The online survey of more than 1,000 people found that despite the rise of apartment living, 49% consider a backyard “essential” when buying a home, while a further 42% think it would be “nice to have”.
“It’s interesting to see that people consider having a backyard much more important than living close to work, public transport, parks or schools,” says Westpac NZ Housing Lead, Robert Hill.
“Owning a home with a nice backyard has traditionally been central to the Kiwi dream, and the recent rise in house prices and increase in apartments doesn’t seem to have dented that.”
City dwellers are more prepared to forgo a backyard than those in smaller centres, with 39% of Aucklanders and 43% of Wellingtonians deeming a backyard essential, compared to 64% in the regional South Island and 57% in the regional North Island.
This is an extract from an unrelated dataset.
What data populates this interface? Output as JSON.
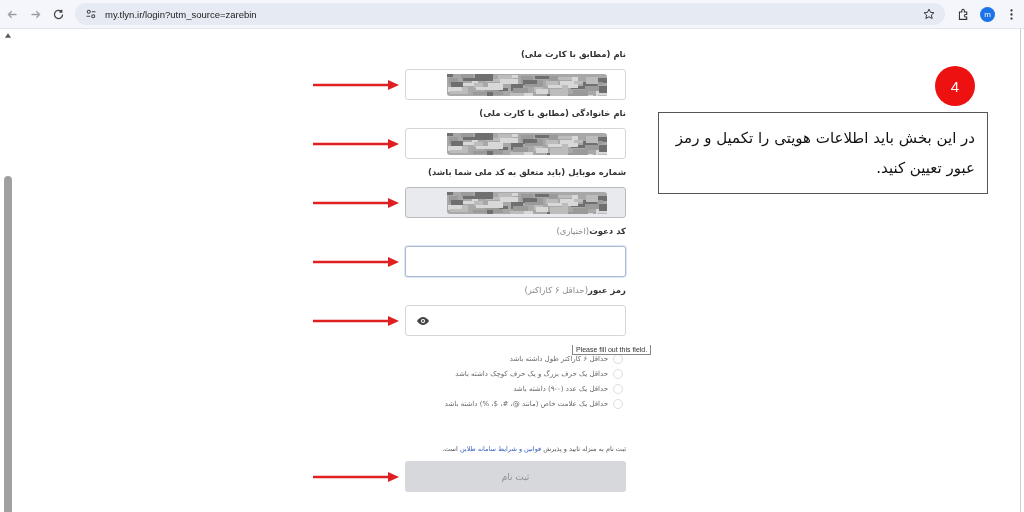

“City dwellers appear more willing to sacrifice a backyard to live in the big smoke and it will be interesting to see if that trend continues as more apartments and townhouses come on to the market.”
However first home buyers are more likely to consider a backyard essential (55%), and place far more importance on this than other features such as a modern kitchen (31%) or bathroom (28%).
“Clearly people looking to get on the property ladder are taking the attitude that you can always improve and expand your home, but you can’t expand your section,” Mr Hill says.
The survey found most Kiwis prioritise safety and security over luxury features when it comes to choosing a home.
An overwhelming 85% say a warm, dry home is essential, while 70% would choose an area with a low crime rate.
Safety from environmental risks (such as poor water quality) is essential for 63% of people, while 61% are wary of buying in areas susceptible to climate change risks (such as coastal erosion and flooding).
“We encourage Kiwis to make prudent choices about where they live, and it seems that message is being heeded. In particular it is interesting to see strong awareness of the risks relating to climate change, such as flooding and seal level rise,” Mr Hill says.
“By prioritising warm, well-built, healthy homes that are immune to future risks, they’re potentially saving themselves a lot of money and worry in the medium-to-long term.”
“At the other end of the scale, nearly three quarters of people aren’t interested in having a swimming pool and only one in ten think it’s essential to live near a social hub.”
New Zealanders remain wedded to their cars, with 65% of people deeming a lock-up garage essential to a property. 56% say privacy from their neighbours is essential, while another 42% say it would be nice to have.
Nexus Planning & Research was commissioned by Westpac NZ to conduct the research. It surveyed 1,008 people aged 18 and over who identified as home owners, property investors, or people planning to buy their first home in the next two years. Research was conducted in March and April 2019 and has a margin of error of +/- 3%.